The general rule of thumb is, that in case of uncertainty the worst case is assumed. That means a company, which is not able to quantify the amount of stolen records due to a lack of monitoring, has to assume all of them were lost. The reason for that is not pessimism. It’s that it is impossible to proof otherwise.

Risk and harm in one model

Many information security risk assessment methodologies focus on risks with strategic relevance the company. But data theft is not only a risk to the company. Data theft can lead to identity theft. That is a risk for the company and the consumers / customers.

In the context of this assessment harm simply constitutes a threat, because we don’t concern ourselves with a legal analysis directly.

We want three things in our model

  • a threat model,
  • likelihood (of identity theft, which constitutes a situation where a consumer gets harmed) and
  • impact.

Is ISO 27005 a good methodology to model risk of harm to customers?

The value of information assets in ISO / IEC 27005 based Risk Assessments is determined based on the organization, and not with a focus on the risk of harm to the customer. That can be seen in the definition of impact in the ISO norm:

impact
adverse change to the level of business objectives achieved
(ISO-IEC 27005 Information technology — Security techniques — Information security risk management - 2007)

Risks are modeled from the perspective of the business and its objectives here. Now I say: it’s a business objective to reduce the likelihood of harm to the consumer / customer. Do I need to redefine impact?

Of course. It’s not just about impact to the business. The business is the data holder.

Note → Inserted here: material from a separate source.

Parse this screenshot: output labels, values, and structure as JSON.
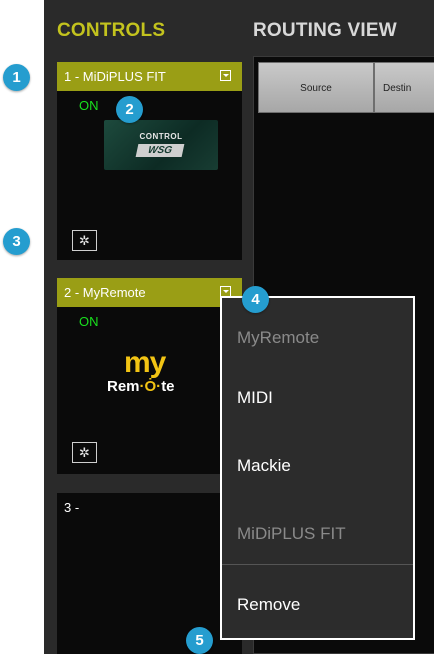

The data holder at some point is prune to data theft. Data theft means harm to the customers. I need to have this in my risk context at least.

But ISO 27005 defines Context Establishment with the following risk assessment process input:

Input: All information about the organization relevant to the information security risk management context establishment.

Summary: In ISO 27005 it’s “about the organization”. Is that a good methodology for data-privacy and to handle mandatory breach disclosure laws? To introduce a process based re-evaluation of the likelihood of harm to information security risk management? As a method to rate the quality of evidence. In my opinion the answer to all these questions is: No, in the raw form of the norm, if you go by the book.
But using ISO 27005 is promising, and in my experience it’s extremely common to encounter variations. For example in the context of ISO 31000.

Threat modeling with the "likelihood of harm" in mind

Key questions:

  • What are the possible ways for a consumer to be a victim of identity theft, due to a breach?
  • What do the attackers need to do? Do they need to crack salted SHA256 hashes or is it just MD5?
  • How many records do they have to go through to render the stolen records data, which can be used to re-identify a consumer? Is one enough?

Summary

I think changes to data-privacy regulation motivate to incorporate the risk of harm to the consumer into Risk Assessment processes. GDPR, HIPAA and GLBA point into this direction in 2017.

If we start to incorporate the risk of harm it’s easier to determine what to do in case of a data-breach and to develop profound Incident Response guidelines.

Risk Assessments are used to make changes to the security strategy. They affect how policies and guidelines are designed and implemented. But ISO 270005 as a common Risk Assessment norm needs to be adapted to include a consumer / customer perspective with this risk of harm in mind. Identity theft or privacy violations are issues data holders need to assess from the consumer / customer perspective as well.


Law and Data Security - a growing compendium
GDPR FAQs - from DPIA (Article 25) to Data Mapping (Article 30, 32)